Eight years after launching Instagram and six years after selling it to Facebook, Instagram co-founders CEO Kevin Systrom and CTO Mike Krieger are leaving the company, according to The New York Times. The founders apparently did not give a reason for their departure when they informed the company today that they’ll depart in the next few weeks. But after growing the app to 1 billion users, conquering its archrival Snapchat, turning it into a massive advertising business, they may feel they’ve done their duty and are ready to tackle different challenges.
The departure follows fellow Facebook acquisition WhatsApp’s founders leaving under much more grim circumstances. Brian Acton cited Facebook privacy concerns amongst reasons for his departure, tweeting “Delete Facebook” amidst one of its recent scandals. Over the coming days, we’ll investigate whether any similar concerns contributed to the exit of the Instagram founders. Instagram spokespeople did not respond to several requests for comment.
The pair, former Stanford classmates, originally built a social location app Burbn but discovered its photo filters were by far the most popular part of the app. By combining tools to make grainy photos from early smartphone look good with a social feed for sharing them, Instagram became perhaps the world’s most succesful mobile app. Deemed such a threat, Facebook spent $715 million to acquire the startup and its less-than 50 million monthly users.
Supercharged by Facebook’s engineering team, Krieger could finally rest a little after spending years fighting server fires in attempts to manage Instagram’s meteoric growth. Sales, internationalization, anti-spam, and other resources from Facebook let Instagram fuel its growth and sprout an advertising business.
The moment of truth for Instagram came in late 2016 with the launch of Stories, a clone of Snapchat’s trendy ephemeral sharing feature. At the time, Systrom admitted “they deserve all the credit”. But by jamming Stories atop the already-thriving Instagram feed, sorting them to show your best friends first unlike Snapchat, and focusing on performance in developing countries Snap neglected, the copycat soon surpassed the original. Instagram Stories now has 400 million daily users compared to 188 million on Snapchat’s whole app.
During those six years, Instagram also had its share of troubles. Cyberbully became rampant, leading the company to eventually invest heavily in artificial intelligence and human moderators to keep the app clean. Russian military operatives spread misinformation and propaganda on Instagram that reached 20 million Americans, implicating the company in an election interference scandal that will continue through the upcoming mid-term elections.
Facebook had largely allowed Instagram to run independently. Systrom and Zuckerberg worked closely, yet Instagram wasn’t forced to drown its users in cross-promotion for other Facebook products or make worrying privacy decisions.

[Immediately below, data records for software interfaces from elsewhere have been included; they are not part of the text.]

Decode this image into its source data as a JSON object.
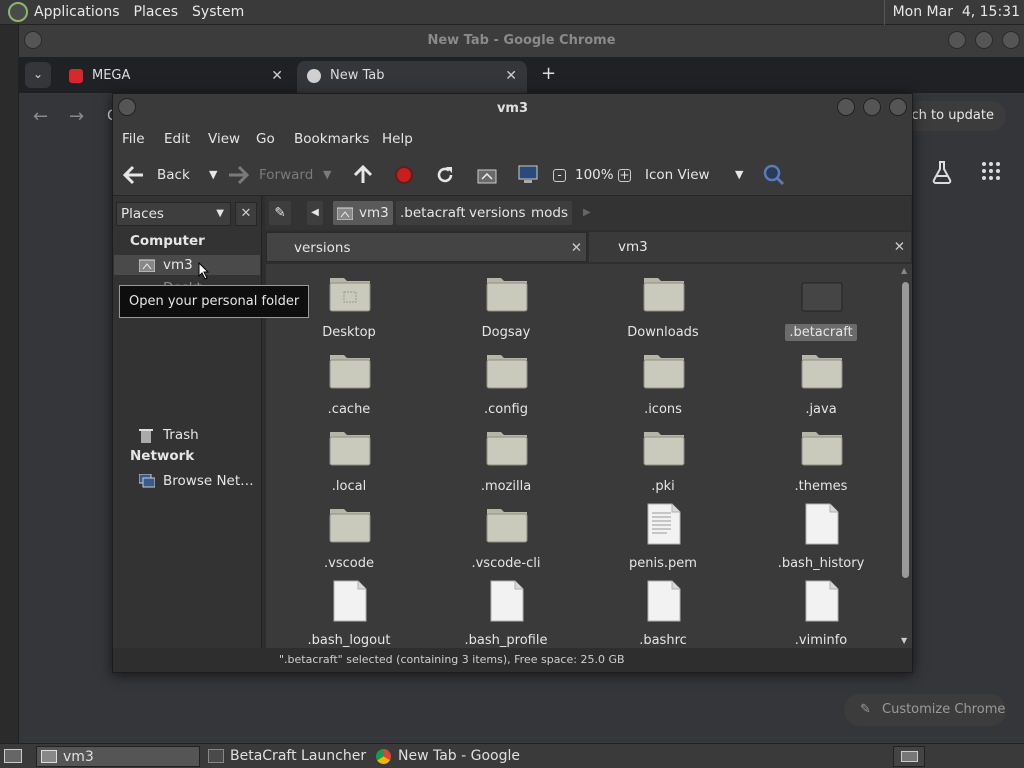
{
  "top_panel": {
    "menus": [
      "Applications",
      "Places",
      "System"
    ],
    "clock": "Mon Mar  4, 15:31"
  },
  "chrome": {
    "window_title": "New Tab - Google Chrome",
    "tabs": [
      {
        "label": "MEGA",
        "favicon": "mega-icon",
        "color": "#d9272e"
      },
      {
        "label": "New Tab",
        "favicon": "chrome-icon"
      }
    ],
    "address_prefix": "C",
    "relaunch_label": "nch to update",
    "customize_label": "Customize Chrome"
  },
  "file_manager": {
    "title": "vm3",
    "menu": [
      "File",
      "Edit",
      "View",
      "Go",
      "Bookmarks",
      "Help"
    ],
    "toolbar": {
      "back": "Back",
      "forward": "Forward",
      "zoom": "100%",
      "view_mode": "Icon View"
    },
    "sidebar": {
      "selector": "Places",
      "computer_heading": "Computer",
      "network_heading": "Network",
      "items": [
        {
          "label": "vm3",
          "icon": "home-folder-icon"
        },
        {
          "label": "Trash",
          "icon": "trash-icon"
        },
        {
          "label": "Browse Net…",
          "icon": "network-icon"
        }
      ],
      "hidden_item_partial": "Deskt",
      "tooltip": "Open your personal folder"
    },
    "breadcrumb": [
      "vm3",
      ".betacraft",
      "versions",
      "mods"
    ],
    "tabs": [
      "versions",
      "vm3"
    ],
    "files": [
      {
        "name": "Desktop",
        "type": "folder-desktop"
      },
      {
        "name": "Dogsay",
        "type": "folder"
      },
      {
        "name": "Downloads",
        "type": "folder"
      },
      {
        "name": ".betacraft",
        "type": "folder-dark",
        "selected": true
      },
      {
        "name": ".cache",
        "type": "folder"
      },
      {
        "name": ".config",
        "type": "folder"
      },
      {
        "name": ".icons",
        "type": "folder"
      },
      {
        "name": ".java",
        "type": "folder"
      },
      {
        "name": ".local",
        "type": "folder"
      },
      {
        "name": ".mozilla",
        "type": "folder"
      },
      {
        "name": ".pki",
        "type": "folder"
      },
      {
        "name": ".themes",
        "type": "folder"
      },
      {
        "name": ".vscode",
        "type": "folder"
      },
      {
        "name": ".vscode-cli",
        "type": "folder"
      },
      {
        "name": "penis.pem",
        "type": "text-file"
      },
      {
        "name": ".bash_history",
        "type": "file"
      },
      {
        "name": ".bash_logout",
        "type": "file"
      },
      {
        "name": ".bash_profile",
        "type": "file"
      },
      {
        "name": ".bashrc",
        "type": "file"
      },
      {
        "name": ".viminfo",
        "type": "file"
      }
    ],
    "status": "\".betacraft\" selected (containing 3 items), Free space: 25.0 GB"
  },
  "taskbar": {
    "items": [
      {
        "label": "vm3",
        "icon": "folder-icon"
      },
      {
        "label": "BetaCraft Launcher ...",
        "icon": "betacraft-icon"
      },
      {
        "label": "New Tab - Google C...",
        "icon": "chrome-icon"
      }
    ]
  }
}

But in May, Instagram’s beloved VP of Product Kevin Weil moved to Facebook’s new blockchain team and was replaced by former VP of Facebook News Feed Adam Mosseri — a member of Zuckerberg’s inner circle. Chris Daniels, head of Internet.org, was meanwhile moved to oversee WhatsApp. Together, the moves seemed to endanger the independence of the conglomerate’s top acquisitions by appointing Facebook loyalists at the top. Without Systrom and Krieger, Instagram could see its autonomy dwindle. That might in turn endanger its ability to recruity retain talent.

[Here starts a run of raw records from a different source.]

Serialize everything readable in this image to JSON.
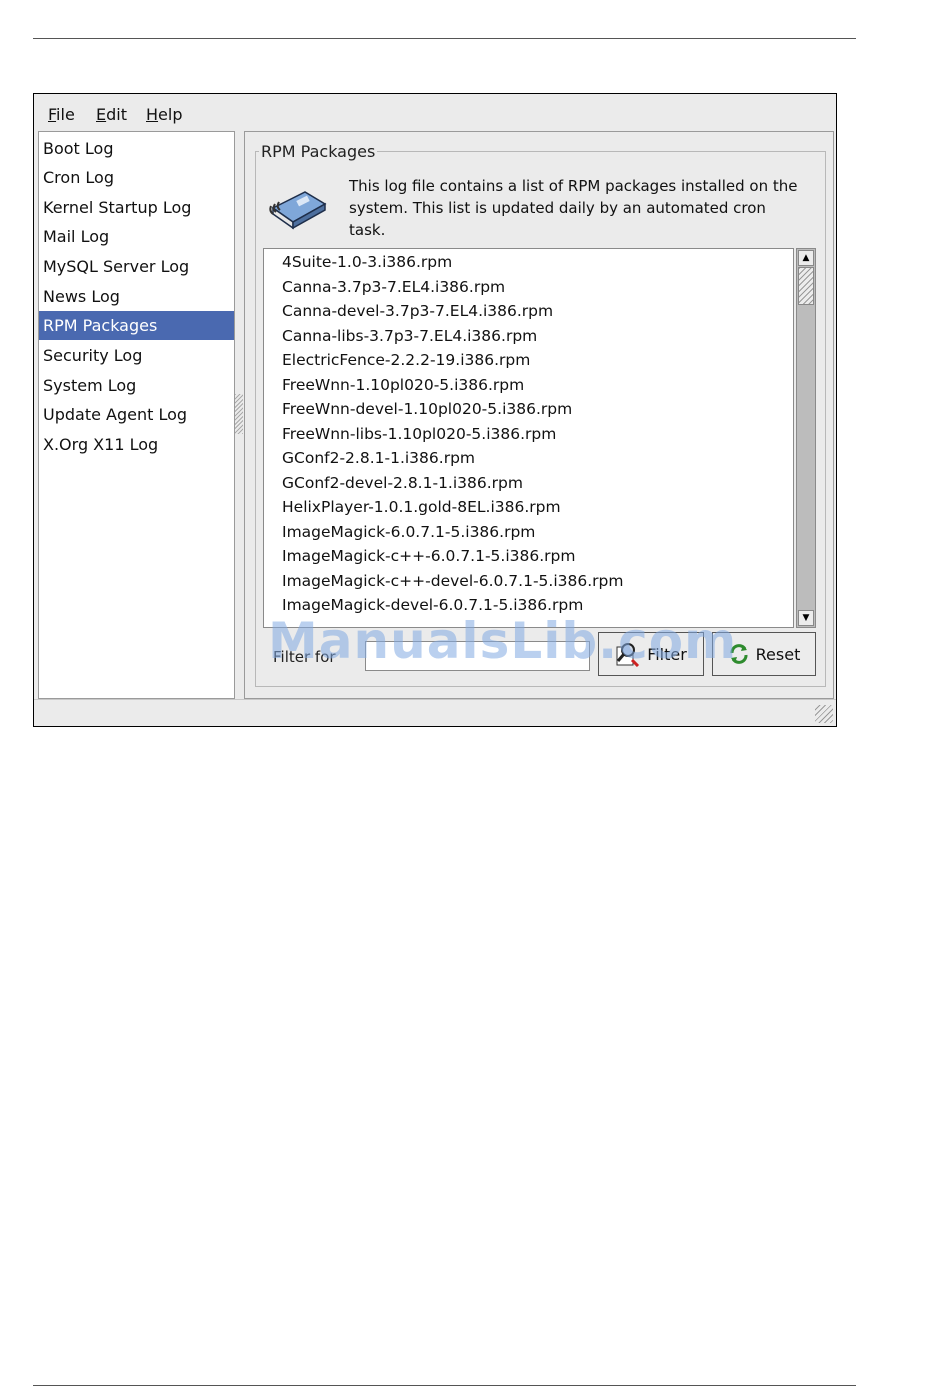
{
  "menu": [
    {
      "mnemonic": "F",
      "rest": "ile"
    },
    {
      "mnemonic": "E",
      "rest": "dit"
    },
    {
      "mnemonic": "H",
      "rest": "elp"
    }
  ],
  "sidebar": {
    "items": [
      {
        "label": "Boot Log"
      },
      {
        "label": "Cron Log"
      },
      {
        "label": "Kernel Startup Log"
      },
      {
        "label": "Mail Log"
      },
      {
        "label": "MySQL Server Log"
      },
      {
        "label": "News Log"
      },
      {
        "label": "RPM Packages",
        "selected": true
      },
      {
        "label": "Security Log"
      },
      {
        "label": "System Log"
      },
      {
        "label": "Update Agent Log"
      },
      {
        "label": "X.Org X11 Log"
      }
    ]
  },
  "main": {
    "frame_title": "RPM Packages",
    "description": "This log file contains a list of RPM packages installed on the system. This list is updated daily by an automated cron task.",
    "icon": "book-icon",
    "packages": [
      "4Suite-1.0-3.i386.rpm",
      "Canna-3.7p3-7.EL4.i386.rpm",
      "Canna-devel-3.7p3-7.EL4.i386.rpm",
      "Canna-libs-3.7p3-7.EL4.i386.rpm",
      "ElectricFence-2.2.2-19.i386.rpm",
      "FreeWnn-1.10pl020-5.i386.rpm",
      "FreeWnn-devel-1.10pl020-5.i386.rpm",
      "FreeWnn-libs-1.10pl020-5.i386.rpm",
      "GConf2-2.8.1-1.i386.rpm",
      "GConf2-devel-2.8.1-1.i386.rpm",
      "HelixPlayer-1.0.1.gold-8EL.i386.rpm",
      "ImageMagick-6.0.7.1-5.i386.rpm",
      "ImageMagick-c++-6.0.7.1-5.i386.rpm",
      "ImageMagick-c++-devel-6.0.7.1-5.i386.rpm",
      "ImageMagick-devel-6.0.7.1-5.i386.rpm"
    ],
    "filter_label": "Filter for",
    "filter_value": "",
    "filter_button": "Filter",
    "reset_button": "Reset"
  },
  "watermark": "ManualsLib.com",
  "colors": {
    "selection": "#4a69b0",
    "window_bg": "#ebebeb"
  }
}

Perhaps the strongest legacy of Systrom and Krieger will be how Instagram changed global culture. It made non-artists feel creative, and let people give friends a window into their world, engendering empathy and friendship.
At the same time, a desperate lust for Likes led many people to manicure their online image while hiding their sorrows and vulnerabilities. Instagram became the premier venue for success theater, where people engender health-harming envy in others by showing off just their most glamorous moments. And when Instagram launched Stories to try to get users to share more than just their life highlights, it ended up normalizing the behavior of interrupting every special moment with their smartphone camera.
Systrom took a stand on the digital well-being issue, saying “We’re building tools that will help the IG community know more about the time they spend on Instagram – any time should be positive and intentional . . . Understanding how time online impacts people is important, and it’s the responsibility of all companies to be honest about this. We want to be part of the solution. I take that responsibility seriously.”
Perhaps Systrom and Krieger’s next project will seek to offset some of the distortions to society caused by their creation.